|I assure you, our guy did not look this good|
I've tweeted about our scraggly bedraggled blue betta fish for over two hundred years now.
Made jokes about building him a tiny little fish wheelchair. Poking fun at the way he'd lay half on his side, half upright, he'd appear asleep or dead, both looking the same.
I'd harass him at dinner and bring him over in his fish bowl over to watch me filet whitefish.
I was so wrong -- but I only did it because I knew he'd last forever.
Why? Because three or four years ago while downstairs one day, probably again fileting whitefish, I heard my three boys upstairs shouting for me. "Mom! MOOOOOOOOOOOOOOOOOOM!!"
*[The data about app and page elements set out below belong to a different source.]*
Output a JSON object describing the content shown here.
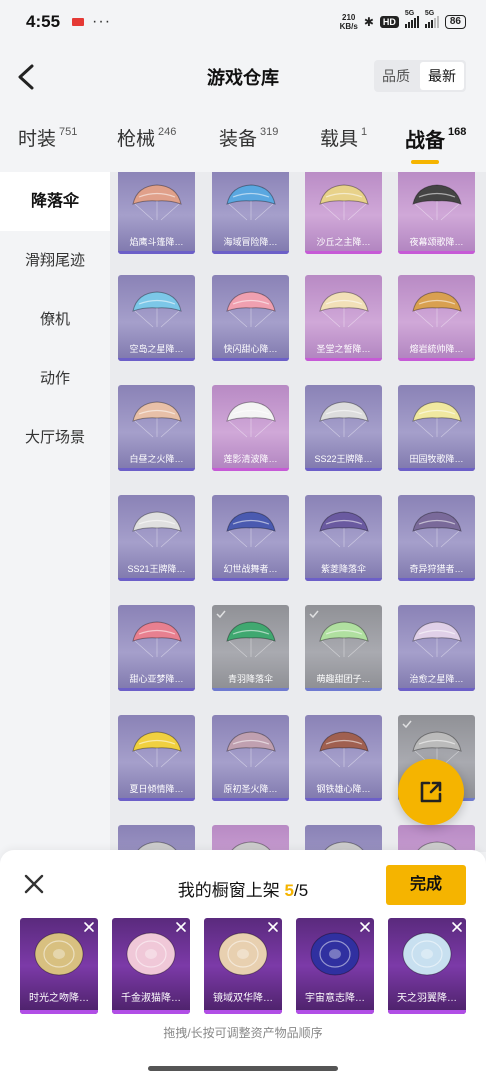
{
  "status_bar": {
    "time": "4:55",
    "dots": "···",
    "net_rate_value": "210",
    "net_rate_unit": "KB/s",
    "bluetooth": "✱",
    "hd": "HD",
    "sig1": "5G",
    "sig2": "5G",
    "battery": "86"
  },
  "header": {
    "title": "游戏仓库",
    "sort_quality": "品质",
    "sort_latest": "最新"
  },
  "tabs": [
    {
      "label": "时装",
      "count": "751"
    },
    {
      "label": "枪械",
      "count": "246"
    },
    {
      "label": "装备",
      "count": "319"
    },
    {
      "label": "载具",
      "count": "1"
    },
    {
      "label": "战备",
      "count": "168"
    }
  ],
  "sidebar": {
    "items": [
      {
        "label": "降落伞"
      },
      {
        "label": "滑翔尾迹"
      },
      {
        "label": "僚机"
      },
      {
        "label": "动作"
      },
      {
        "label": "大厅场景"
      }
    ]
  },
  "grid": {
    "items": [
      {
        "name": "焰鹰斗篷降…",
        "tier": "purple",
        "color": "#e0a08a"
      },
      {
        "name": "海域冒险降…",
        "tier": "purple",
        "color": "#5aa7e0"
      },
      {
        "name": "沙丘之主降…",
        "tier": "pink",
        "color": "#e8d28a"
      },
      {
        "name": "夜幕颂歌降…",
        "tier": "pink",
        "color": "#444444"
      },
      {
        "name": "空岛之星降…",
        "tier": "purple",
        "color": "#7cc7e8"
      },
      {
        "name": "快闪甜心降…",
        "tier": "purple",
        "color": "#f0a0b0"
      },
      {
        "name": "圣堂之誓降…",
        "tier": "pink",
        "color": "#f2e0b8"
      },
      {
        "name": "熔岩統帅降…",
        "tier": "pink",
        "color": "#d9a050"
      },
      {
        "name": "白昼之火降…",
        "tier": "purple",
        "color": "#e8c0a8"
      },
      {
        "name": "莲影清波降…",
        "tier": "pink",
        "color": "#f4f4f4"
      },
      {
        "name": "SS22王牌降…",
        "tier": "purple",
        "color": "#dddddd"
      },
      {
        "name": "田园牧歌降…",
        "tier": "purple",
        "color": "#f0e8a0"
      },
      {
        "name": "SS21王牌降…",
        "tier": "purple",
        "color": "#e0e0e0"
      },
      {
        "name": "幻世战舞者…",
        "tier": "purple",
        "color": "#4a5ab0"
      },
      {
        "name": "紫菱降落伞",
        "tier": "purple",
        "color": "#6a5aa0"
      },
      {
        "name": "奇异狩猎者…",
        "tier": "purple",
        "color": "#7a6a9a"
      },
      {
        "name": "甜心亚梦降…",
        "tier": "purple",
        "color": "#e88090"
      },
      {
        "name": "青羽降落伞",
        "tier": "grey",
        "color": "#40a870"
      },
      {
        "name": "萌趣甜团子…",
        "tier": "grey",
        "color": "#b0e0a0"
      },
      {
        "name": "治愈之星降…",
        "tier": "purple",
        "color": "#e0d0e8"
      },
      {
        "name": "夏日倾情降…",
        "tier": "purple",
        "color": "#f0d040"
      },
      {
        "name": "原初圣火降…",
        "tier": "purple",
        "color": "#c0a0b0"
      },
      {
        "name": "钢铁雄心降…",
        "tier": "purple",
        "color": "#a06050"
      },
      {
        "name": "",
        "tier": "grey",
        "color": "#bbbbbb"
      },
      {
        "name": "",
        "tier": "purple",
        "color": "#cccccc"
      },
      {
        "name": "",
        "tier": "pink",
        "color": "#cccccc"
      },
      {
        "name": "",
        "tier": "purple",
        "color": "#cccccc"
      },
      {
        "name": "",
        "tier": "pink",
        "color": "#cccccc"
      }
    ]
  },
  "fab": {
    "icon": "share-icon"
  },
  "showcase": {
    "title_prefix": "我的橱窗上架 ",
    "current": "5",
    "separator": "/",
    "total": "5",
    "done_label": "完成",
    "hint": "拖拽/长按可调整资产物品顺序",
    "slots": [
      {
        "name": "时光之吻降…",
        "color": "#d8c080"
      },
      {
        "name": "千金淑猫降…",
        "color": "#f0c8d8"
      },
      {
        "name": "镜域双华降…",
        "color": "#e8d0b0"
      },
      {
        "name": "宇宙意志降…",
        "color": "#3030a0"
      },
      {
        "name": "天之羽翼降…",
        "color": "#c8e0f0"
      }
    ]
  },
  "colors": {
    "accent": "#f5b400",
    "purple_tier": "#6c5fc8",
    "pink_tier": "#c65ad6"
  }
}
Slapping the boning knife down on the plastic cutting board, I leaped the stairs two at a time. I ran into the boys' bathroom where GoldFish Massacre III was now playing, in technicolor. Seems the separating mesh screen that kept our two pet betta fish apart had fallen to the side.The reason for the screen is the aggressive nature of the betta fish breed. My children stood, wild eyed, fingers in their mouths, as red betta fish was now pulling off scales one by one from blue betta fish. The fin brothers were going at it.
Have you ever seen betta fight? I'll tell you this, they're known as Siamese Fighting Fish for a reason.
It's nasty, dude. We had to painfully watch them circle one another while they took sneaky nips at each other and yanked each others' fins off. They moved, darting so fast, I just couldn't get them off of each other fast enough.
Amid my children's horrified screams, I hurried to remove at least one of them from the bowl, but with all the float like a butterfly sting like a bee Muhammad Ali stabbing and jabbing going on, it felt like forever trying to pull them to safety. The brawl was only seconds, but it was enough for our little blue guy to feel the brunt of it. From what was left of BlueFish, clearly, RedFish was winning. I frantically fished them both out (ha!) and kept them permanently separated after that. All I could think was how here we had moved to the suburbs, and my kids somehow end up with ringside seats to a Mexican cockfight.
While Mr. BlueFish did not emerge victorious, he did emerge with his life, albeit one fin shorter. Barely surviving his war torn state, we were sure we'd be playing taps for him before the sun came up to greet the day.
Well, if 7 a.m. the next morning didn't have us sounding like Gomer Pyle because, Sergeant Carter? Surprise. Surprise. Surprise. BlueFish was Christmas Miracle healed! And it was RedFish that had put his weary head down, never to Siamese fight again.
BlueFish had lived.
That was three years ago. Mr. BlueFish kept going, and we kept feeding him; me occasionally changing his water (though admittedly, I could've been more conscientious). Every day he'd call up his Siamese warrior genetic coding and play his game of "Ha! Try and catch me won't you, Grim Reaper!" We'd walk past and bend over his little bowl, whispering little fishy words of encouragement like "hang in there." I kept him on his toes by taunting him with translucent whitefish filets waved before him. There'd be weekly family updates on BlueFish.
That fish is the longest fish we've ever had alive, Mom.
I know. I don't know how he keeps going. Every time I look at him, I think he's dead.
Or depressed. Depressed or dead. That can look the same. (*thanks worldly wise 10 year old.)
Our family kept watch as BlueFish fought the good fight, heroically working his one remaining fin, it serving him like a broken oar to swim circles in his little environs. He became my cooking buddy, keeping me company in the kitchen as he sat in his bowl right next to the sink.
All plodded along well, until late Sunday night. I went to sprinkle in his black poppy seed-like shrimp krill just as I had done every evening for the past 877 nights and gasp! ... no need.
At the bottom of his round home, amid the blue and black speckled gravel, lay a lifeless glinting sliver of flesh. I gently shook the bowl, though I had a sinking feeling there'd be no movement other than his limp body in the resultant waves. Nothing, not even a pathetic attempt at a one-finned last wave good-bye to us. BlueFish had gone to a better place, one with cleaner water, where those without two working fins can swim. In a straight line.
We miss you, BlueFish. Now who am I going to wave this whitefish filet in front of?
**We miss you, little guy -- you were a scrapper. And will live on forever in what is now our family's rally call when times get tough, "What are you?! BlueFish or RedFish?!"
* * *photo credit: Cherrie 美桜 via photopin cc